2. Castle Dwasieden

Adolph von Hansemann (born July 27, 1826 in Aachen, † December 9, 1903 in Berlin) and his “Disconto” company – a predecessor to the Deutsche Bank – stood on top of the German Empire’s high finance. Therefore, he had more than enough money to build a magnificent castle for himself (according to present research the most expensive building on Rügen), made of Swedish granite and marble and clad with French sandstone. Construction costs: 4 million Reichsmark – an enormous sum at that time. Its constructor, Friedrich Hitzig, was a student of Karl Friedrich Schinkel. A forest aisle, cut for this purpose only, was used to haul raw building materials from the sea over the steep banks up to the building site where they were further processed by artists and craftsmen. Hansemann used his castle only for two months a year as a summer residence and for one week in fall when he went snipe hunting. Celebrities such as the German imperial couple, high-ranking bankers and the poet Gerhard Hauptmann also resided in the magnificent, neoclassical building. Today, the only reminders of the former splendid “Gründerzeit” building (its construction took from 1873 to 1877) are some isolated remains of columns and the ruins of the two pavilion wings („galleries“). In 1934, the navy moved to Dwasieden and the castle was used as an officer’s casino. The building was demolished in the summer of 1948. Following orders of the Soviet occupying forces, all military relics had to be destroyed.

3. The military

In 1935, the German navy discovered this location for themselves – situated close to the Baltic Sea, well camouflaged in the forest and, last but not least, because of Dwasieden castle itself as it was perfectly suited as an officers’ mess. Apparently, the municipality of Sassnitz was so interested in a naval garrison that they were ready to resell the castle to the navy for as little as 175.000 Reichsmark. The castle’s former owners, the Oertzen family, who had sold the castle to the municipality on the strict condition not to resell it to the military, did not know anything about this sale and were therefore utterly deceived. State-of-the-art barracks were built in Dwasieden. In an insert to the “Ruegensche Post” on July 19th, 1938, the naval garrison was highly praised: „Saßnitz on Rügen is considered to be Germany’s most beautiful naval garrison, and it has only been existing for about a year.” A range finding school was established; using rangefinders, recruits had to prove their accuracy on shipwrecks dredged by and rising weather balloons. From 1935 on, Dwasieden went through various military stages and therefore, until 1990, it had always been cut off from the outside world. A short overview: „Kriegsmarine“ (navy) 1935 – 1945; „Seepolizei“ (coastguard) 1950 – 1952 (in June, 1952, the GDR government created the „Kasernierte Volkspolizei“ police force and in this context, on July 1st 1952, the „Seepolizei“ coastguard was renamed „Volkspolizei-See“); „Volkspolizei-See“ (coastguard) 1952 – 1956; Naval Forces/„Volksmarine“ (navy) 1956 – 1990.

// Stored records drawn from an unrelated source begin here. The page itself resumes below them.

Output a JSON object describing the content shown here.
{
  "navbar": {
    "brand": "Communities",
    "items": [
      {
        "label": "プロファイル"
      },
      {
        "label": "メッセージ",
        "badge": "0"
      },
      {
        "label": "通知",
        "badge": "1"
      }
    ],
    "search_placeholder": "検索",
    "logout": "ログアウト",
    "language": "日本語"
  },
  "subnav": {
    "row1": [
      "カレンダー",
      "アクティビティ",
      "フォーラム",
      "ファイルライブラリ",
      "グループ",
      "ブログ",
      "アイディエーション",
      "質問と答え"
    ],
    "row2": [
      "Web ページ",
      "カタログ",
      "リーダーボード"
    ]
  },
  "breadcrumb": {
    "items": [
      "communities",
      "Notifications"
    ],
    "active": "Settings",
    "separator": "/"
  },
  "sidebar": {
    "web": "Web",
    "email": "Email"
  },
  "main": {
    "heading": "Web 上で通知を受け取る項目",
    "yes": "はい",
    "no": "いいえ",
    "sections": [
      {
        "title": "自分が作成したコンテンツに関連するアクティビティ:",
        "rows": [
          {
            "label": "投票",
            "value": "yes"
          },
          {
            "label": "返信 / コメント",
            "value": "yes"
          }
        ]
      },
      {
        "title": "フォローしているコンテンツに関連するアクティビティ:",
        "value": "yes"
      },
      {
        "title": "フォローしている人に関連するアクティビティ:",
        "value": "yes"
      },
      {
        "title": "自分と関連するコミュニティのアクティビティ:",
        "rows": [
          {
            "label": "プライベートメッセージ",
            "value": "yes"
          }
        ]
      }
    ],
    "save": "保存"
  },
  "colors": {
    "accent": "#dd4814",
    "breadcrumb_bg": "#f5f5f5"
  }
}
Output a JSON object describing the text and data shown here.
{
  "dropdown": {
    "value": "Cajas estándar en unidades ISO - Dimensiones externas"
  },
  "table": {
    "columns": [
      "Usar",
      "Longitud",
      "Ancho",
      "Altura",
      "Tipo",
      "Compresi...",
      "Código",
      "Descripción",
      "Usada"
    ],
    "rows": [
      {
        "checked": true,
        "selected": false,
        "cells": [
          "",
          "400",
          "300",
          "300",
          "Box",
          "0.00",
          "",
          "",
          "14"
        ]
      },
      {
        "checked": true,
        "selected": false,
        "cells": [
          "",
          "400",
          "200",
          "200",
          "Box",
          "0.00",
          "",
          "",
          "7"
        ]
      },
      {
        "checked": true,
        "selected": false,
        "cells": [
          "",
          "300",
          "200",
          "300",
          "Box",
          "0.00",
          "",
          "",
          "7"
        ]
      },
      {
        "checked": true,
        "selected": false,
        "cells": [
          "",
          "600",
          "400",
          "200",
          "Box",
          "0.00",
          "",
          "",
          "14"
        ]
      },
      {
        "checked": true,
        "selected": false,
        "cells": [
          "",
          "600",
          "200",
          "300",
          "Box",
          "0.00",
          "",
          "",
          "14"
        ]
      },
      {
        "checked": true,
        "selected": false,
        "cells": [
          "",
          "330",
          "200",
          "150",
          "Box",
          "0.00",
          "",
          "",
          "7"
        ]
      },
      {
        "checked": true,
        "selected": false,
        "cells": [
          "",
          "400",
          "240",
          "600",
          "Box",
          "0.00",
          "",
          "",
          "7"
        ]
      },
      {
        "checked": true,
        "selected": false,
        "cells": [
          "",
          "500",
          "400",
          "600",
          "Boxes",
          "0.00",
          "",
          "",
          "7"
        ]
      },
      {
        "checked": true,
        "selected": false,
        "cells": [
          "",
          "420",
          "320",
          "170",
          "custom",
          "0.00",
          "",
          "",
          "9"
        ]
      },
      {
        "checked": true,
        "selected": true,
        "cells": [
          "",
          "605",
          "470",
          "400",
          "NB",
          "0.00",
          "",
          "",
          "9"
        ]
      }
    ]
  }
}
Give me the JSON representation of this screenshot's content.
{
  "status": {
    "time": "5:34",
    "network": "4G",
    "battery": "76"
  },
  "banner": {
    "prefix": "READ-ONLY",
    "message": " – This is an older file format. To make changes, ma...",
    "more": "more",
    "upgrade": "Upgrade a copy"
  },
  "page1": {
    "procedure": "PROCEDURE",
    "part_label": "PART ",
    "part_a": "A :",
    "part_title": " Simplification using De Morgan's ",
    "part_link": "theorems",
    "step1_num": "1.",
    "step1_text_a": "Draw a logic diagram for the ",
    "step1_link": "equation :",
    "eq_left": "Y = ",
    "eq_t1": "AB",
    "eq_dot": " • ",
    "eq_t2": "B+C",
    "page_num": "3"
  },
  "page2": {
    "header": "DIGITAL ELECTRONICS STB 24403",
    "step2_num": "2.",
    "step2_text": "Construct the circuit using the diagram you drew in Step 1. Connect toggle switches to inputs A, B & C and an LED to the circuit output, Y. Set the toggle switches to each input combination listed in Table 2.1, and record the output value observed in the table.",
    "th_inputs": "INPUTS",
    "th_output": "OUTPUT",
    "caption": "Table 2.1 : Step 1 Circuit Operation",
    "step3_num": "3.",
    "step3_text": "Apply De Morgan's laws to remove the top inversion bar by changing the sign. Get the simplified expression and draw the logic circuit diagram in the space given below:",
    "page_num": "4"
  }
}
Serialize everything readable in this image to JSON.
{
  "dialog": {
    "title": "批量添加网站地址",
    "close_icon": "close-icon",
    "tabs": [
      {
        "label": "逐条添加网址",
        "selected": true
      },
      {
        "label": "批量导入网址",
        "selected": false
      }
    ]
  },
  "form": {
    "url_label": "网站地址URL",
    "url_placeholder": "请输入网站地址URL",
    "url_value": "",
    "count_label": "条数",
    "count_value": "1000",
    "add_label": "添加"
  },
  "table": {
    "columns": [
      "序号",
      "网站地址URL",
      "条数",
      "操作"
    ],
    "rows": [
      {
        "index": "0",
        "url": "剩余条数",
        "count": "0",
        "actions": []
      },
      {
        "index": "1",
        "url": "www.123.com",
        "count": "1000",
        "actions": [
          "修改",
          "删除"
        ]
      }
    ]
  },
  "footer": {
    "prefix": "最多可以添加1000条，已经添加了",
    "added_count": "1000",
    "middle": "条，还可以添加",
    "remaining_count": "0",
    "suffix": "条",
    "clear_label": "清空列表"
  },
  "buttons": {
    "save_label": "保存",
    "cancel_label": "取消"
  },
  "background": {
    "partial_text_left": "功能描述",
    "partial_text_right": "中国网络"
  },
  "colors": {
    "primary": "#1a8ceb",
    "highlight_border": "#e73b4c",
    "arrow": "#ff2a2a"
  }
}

4. Trade school

Command No. 11 of the Soviet Military Administration in Germany (SMAD) of January 11th, 1946 regarding the development of deep-sea fishing in East Germany indirectly led to the apprenticeship training in Sassnitz. The local fishing company was founded on January 1st, 1949 and soon after, fisherman became a qualified occupation. Training began in 1950, at this location in 1952, with six apprentices only. In the 70s and 80s, every year three classes with 30 apprentices each followed this education. It added up to 5,500 apprentices until the German reunification in 1990.

In addition to deep-sea fisherman, other vocational occupations included: coastal fisher, ship mechanic, fishmonger, electrician, office clerk and skilled worker for handling and storage processes at the port of Mukran.

As part of the GDR solidarity services, young people from Zambia, Cambodia, Namibia, Angola, Vietnam and Nicaragua were trained at the trade school of the „VEB Fischfang Sassnitz“ fishing company. Each year, up to 250 apprentices were housed in the hostel for apprentices.

After 1990, fishery lost its high status and due to the growing tourist industry, the island was in dire need of young cooks, waiters and restaurant professionals in order to meet the requirements of the restaurant and bar sector. This required the construction of the present trade school which now offers modern training opportunities for more than 800 apprentices.

5. Forest cemetary

It’s March 6th, 1945 – late in the evening. Most citizens of Sassnitz are already asleep or about to go to bed. The harbour and the roadstead are filled with naval and refugee ships. In railway carriages in the harbour area, people are waiting to continue their journey west, when the well-known and feared signal sounds – air raid alarm. It happened several times before, but every time the bombers spared the small town of Sassnitz and flew over it. But when this time target lights, so called „Tannenbäume“ (“Christmas trees“) are set, everyone knows: “This time it’s us”. British pursuit planes start the attack with machine gun fire, before bombers drop their load onto Sassnitz, the harbour and the ships. While most inhabitants seek shelter in cellars, the nearby chalk quarries or in the forest, the refugees are helpless in the face of the attack. After 30 minutes, it´s all over.

According to a Sassnitz chronicle, the local leadership of the National Socialist German Workers Party – NSDAP – did not release the victims of this night of bombing for individual burial and they had to be buried in mass graves. At the Old Cemetery and here, in Dwasieden, many victims of this air raid and the war found their last resting place. After 1945, Franz Settegast from Sassnitz was particularly committed to create dignified graves for these victims. The forest cemetery here in the Dwasieden forest is still a location for various commemoration ceremonies.

6. The large dolmen

In addition to the ruins of the once pompous Castle Hansemann and the mysterious military relics, Dwasieden has another sight to offer – and one that is quite old as well. With its approximate age of 5000 years, it is one of the oldest constructions on Rügen. In 1806, it even cast its spell on the famous painter Caspar David Friedrich, who immortalized it in a drawing: the large dolmen of Dwasieden.

Large dolmens – megalithic complexes (large stone complexes) with more than two capstones – can often be found in Western Pomerania. A prominent feature of this construction from the so-called „Trichterbecherkultur“ (“Funnel Beaker Culture“) is its being embedded in the approximately 35 meter long and between 7.5 and 12.5 meter wide long barrow with its four prominent guardian stones. Excavations have produced many artefacts, among others more than 1500 shards, amber beads, various vessels and different tools.

In the course of the last centuries, many of these megalithic sites fell victim to religious fanaticism, quarrying or, being an obstacle, to agriculture. Even today, protected monuments are still being destroyed or misused. The large dolmen of Dwasieden stood the test of time and invites the viewer to a time journey into Rügen’s several thousand years old, rich cultural history.